Dates: 20 Feb – 20 Feb
Show Time: 5.30pm – 7pm
Tickets: €0 (Free admission, no booking required)
What the Past Holds for the Future: Socialist Solidarity and the Perspective of a Research Exhibition
A curator’s talk within the framework of Active Archive – Slow Institution, organised in association with CCA Derry~Londonderry.
How can the socialist heritage be recalled today? What are the long-term and global ramifications of ‘regime changes,’ when one ideology is replaced by its opposite? How can the field of contemporary art and the spatiality of a research exhibition allow for a complex analysis of historical materials? The point of departure for the talk is located in the concept and practice of international socialist solidarity, a state-directed policy through which the ‘Second World’ (including Hungary and other Eastern Bloc countries) built official relations with ‘Third World’ countries during the Cold War. More specifically, the talk attempts to outline the context and manifold contradictions of socialist solidarity through the case study of socialist Hungary’s media and knowledge production in relation to the Arab World between 1957 and 1989.
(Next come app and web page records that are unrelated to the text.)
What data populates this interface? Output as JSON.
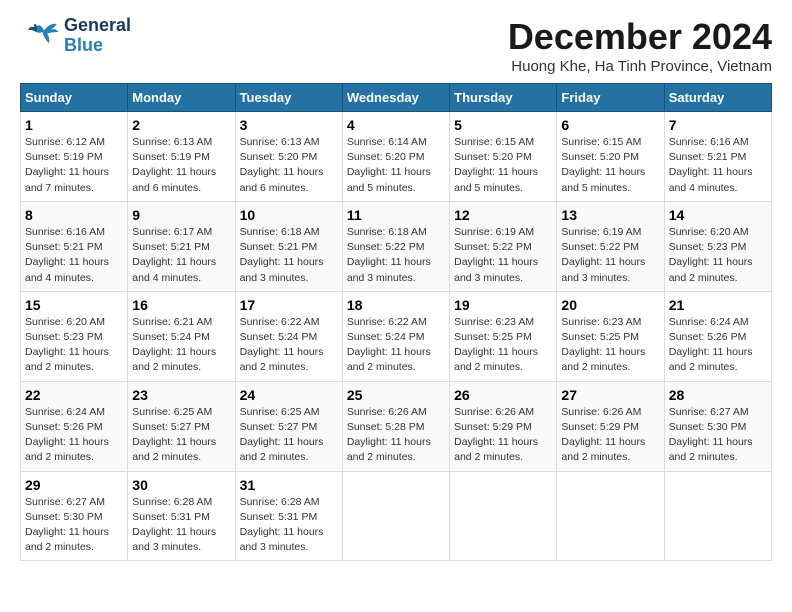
{
  "header": {
    "logo_general": "General",
    "logo_blue": "Blue",
    "title": "December 2024",
    "location": "Huong Khe, Ha Tinh Province, Vietnam"
  },
  "days_of_week": [
    "Sunday",
    "Monday",
    "Tuesday",
    "Wednesday",
    "Thursday",
    "Friday",
    "Saturday"
  ],
  "weeks": [
    [
      {
        "day": 1,
        "info": "Sunrise: 6:12 AM\nSunset: 5:19 PM\nDaylight: 11 hours\nand 7 minutes."
      },
      {
        "day": 2,
        "info": "Sunrise: 6:13 AM\nSunset: 5:19 PM\nDaylight: 11 hours\nand 6 minutes."
      },
      {
        "day": 3,
        "info": "Sunrise: 6:13 AM\nSunset: 5:20 PM\nDaylight: 11 hours\nand 6 minutes."
      },
      {
        "day": 4,
        "info": "Sunrise: 6:14 AM\nSunset: 5:20 PM\nDaylight: 11 hours\nand 5 minutes."
      },
      {
        "day": 5,
        "info": "Sunrise: 6:15 AM\nSunset: 5:20 PM\nDaylight: 11 hours\nand 5 minutes."
      },
      {
        "day": 6,
        "info": "Sunrise: 6:15 AM\nSunset: 5:20 PM\nDaylight: 11 hours\nand 5 minutes."
      },
      {
        "day": 7,
        "info": "Sunrise: 6:16 AM\nSunset: 5:21 PM\nDaylight: 11 hours\nand 4 minutes."
      }
    ],
    [
      {
        "day": 8,
        "info": "Sunrise: 6:16 AM\nSunset: 5:21 PM\nDaylight: 11 hours\nand 4 minutes."
      },
      {
        "day": 9,
        "info": "Sunrise: 6:17 AM\nSunset: 5:21 PM\nDaylight: 11 hours\nand 4 minutes."
      },
      {
        "day": 10,
        "info": "Sunrise: 6:18 AM\nSunset: 5:21 PM\nDaylight: 11 hours\nand 3 minutes."
      },
      {
        "day": 11,
        "info": "Sunrise: 6:18 AM\nSunset: 5:22 PM\nDaylight: 11 hours\nand 3 minutes."
      },
      {
        "day": 12,
        "info": "Sunrise: 6:19 AM\nSunset: 5:22 PM\nDaylight: 11 hours\nand 3 minutes."
      },
      {
        "day": 13,
        "info": "Sunrise: 6:19 AM\nSunset: 5:22 PM\nDaylight: 11 hours\nand 3 minutes."
      },
      {
        "day": 14,
        "info": "Sunrise: 6:20 AM\nSunset: 5:23 PM\nDaylight: 11 hours\nand 2 minutes."
      }
    ],
    [
      {
        "day": 15,
        "info": "Sunrise: 6:20 AM\nSunset: 5:23 PM\nDaylight: 11 hours\nand 2 minutes."
      },
      {
        "day": 16,
        "info": "Sunrise: 6:21 AM\nSunset: 5:24 PM\nDaylight: 11 hours\nand 2 minutes."
      },
      {
        "day": 17,
        "info": "Sunrise: 6:22 AM\nSunset: 5:24 PM\nDaylight: 11 hours\nand 2 minutes."
      },
      {
        "day": 18,
        "info": "Sunrise: 6:22 AM\nSunset: 5:24 PM\nDaylight: 11 hours\nand 2 minutes."
      },
      {
        "day": 19,
        "info": "Sunrise: 6:23 AM\nSunset: 5:25 PM\nDaylight: 11 hours\nand 2 minutes."
      },
      {
        "day": 20,
        "info": "Sunrise: 6:23 AM\nSunset: 5:25 PM\nDaylight: 11 hours\nand 2 minutes."
      },
      {
        "day": 21,
        "info": "Sunrise: 6:24 AM\nSunset: 5:26 PM\nDaylight: 11 hours\nand 2 minutes."
      }
    ],
    [
      {
        "day": 22,
        "info": "Sunrise: 6:24 AM\nSunset: 5:26 PM\nDaylight: 11 hours\nand 2 minutes."
      },
      {
        "day": 23,
        "info": "Sunrise: 6:25 AM\nSunset: 5:27 PM\nDaylight: 11 hours\nand 2 minutes."
      },
      {
        "day": 24,
        "info": "Sunrise: 6:25 AM\nSunset: 5:27 PM\nDaylight: 11 hours\nand 2 minutes."
      },
      {
        "day": 25,
        "info": "Sunrise: 6:26 AM\nSunset: 5:28 PM\nDaylight: 11 hours\nand 2 minutes."
      },
      {
        "day": 26,
        "info": "Sunrise: 6:26 AM\nSunset: 5:29 PM\nDaylight: 11 hours\nand 2 minutes."
      },
      {
        "day": 27,
        "info": "Sunrise: 6:26 AM\nSunset: 5:29 PM\nDaylight: 11 hours\nand 2 minutes."
      },
      {
        "day": 28,
        "info": "Sunrise: 6:27 AM\nSunset: 5:30 PM\nDaylight: 11 hours\nand 2 minutes."
      }
    ],
    [
      {
        "day": 29,
        "info": "Sunrise: 6:27 AM\nSunset: 5:30 PM\nDaylight: 11 hours\nand 2 minutes."
      },
      {
        "day": 30,
        "info": "Sunrise: 6:28 AM\nSunset: 5:31 PM\nDaylight: 11 hours\nand 3 minutes."
      },
      {
        "day": 31,
        "info": "Sunrise: 6:28 AM\nSunset: 5:31 PM\nDaylight: 11 hours\nand 3 minutes."
      },
      null,
      null,
      null,
      null
    ]
  ]
}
Szakács introduces her research exhibition Propaganda, Mon Amour: Palestine As Seen Through Publications in Socialist Hungary and the most recent thematic issues of the online magazine Mezosfera by tranzit.hu – ‘Refractions of Socialist Solidarity and ‘Propositions for a Pan-Peripheral Network’. In doing so, the talk puts forth the importance of historical awareness and the need to critically engage with the state-directed Cold War policies of international solidarity, especially as these transnational connections are somewhat dismissed in both Hungary and across Eastern Europe today, and remain unknown to a generation that was born after the Cold War.
This presentation by Budapest-based curator, editor and researcher Eszter Szakács will be followed by a conversation with Sara Greavu, independent curator and Head of Public Programmes at CCA Derry~Londonderry.